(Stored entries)
.....
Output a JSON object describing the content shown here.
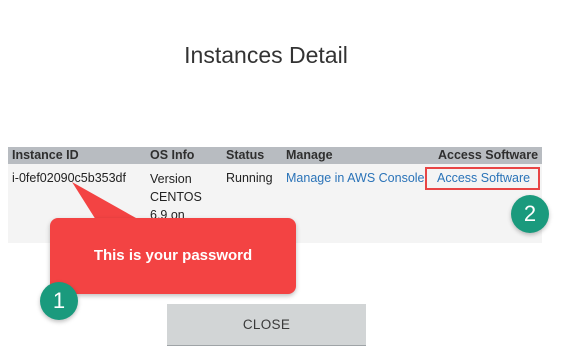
{
  "dialog": {
    "title": "Instances Detail",
    "close_label": "CLOSE"
  },
  "table": {
    "headers": [
      "Instance ID",
      "OS Info",
      "Status",
      "Manage",
      "Access Software"
    ],
    "row": {
      "instance_id": "i-0fef02090c5b353df",
      "os_info_lines": [
        "Version",
        "CENTOS",
        "6.9 on"
      ],
      "status": "Running",
      "manage_link": "Manage in AWS Console",
      "access_link": "Access Software"
    }
  },
  "annotations": {
    "callout_text": "This is your password",
    "step_1": "1",
    "step_2": "2",
    "callout_color": "#f34343",
    "badge_color": "#1a9a7d",
    "highlight_color": "#e84545"
  }
}
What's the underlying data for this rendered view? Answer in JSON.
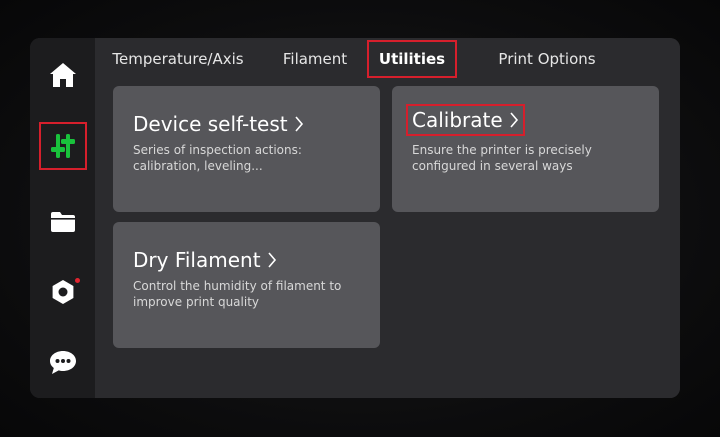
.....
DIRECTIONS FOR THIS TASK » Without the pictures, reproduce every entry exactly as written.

THE ANSWER »
Output a JSON object describing the content shown here.
{
  "dialog": {
    "title": "Instances Detail",
    "close_label": "CLOSE"
  },
  "table": {
    "headers": [
      "Instance ID",
      "OS Info",
      "Status",
      "Manage",
      "Access Software"
    ],
    "row": {
      "instance_id": "i-0fef02090c5b353df",
      "os_info_lines": [
        "Version",
        "CENTOS",
        "6.9 on"
      ],
      "status": "Running",
      "manage_link": "Manage in AWS Console",
      "access_link": "Access Software"
    }
  },
  "annotations": {
    "callout_text": "This is your password",
    "step_1": "1",
    "step_2": "2",
    "callout_color": "#f34343",
    "badge_color": "#1a9a7d",
    "highlight_color": "#e84545"
  }
}
What's the underlying data for this rendered view? Answer in JSON.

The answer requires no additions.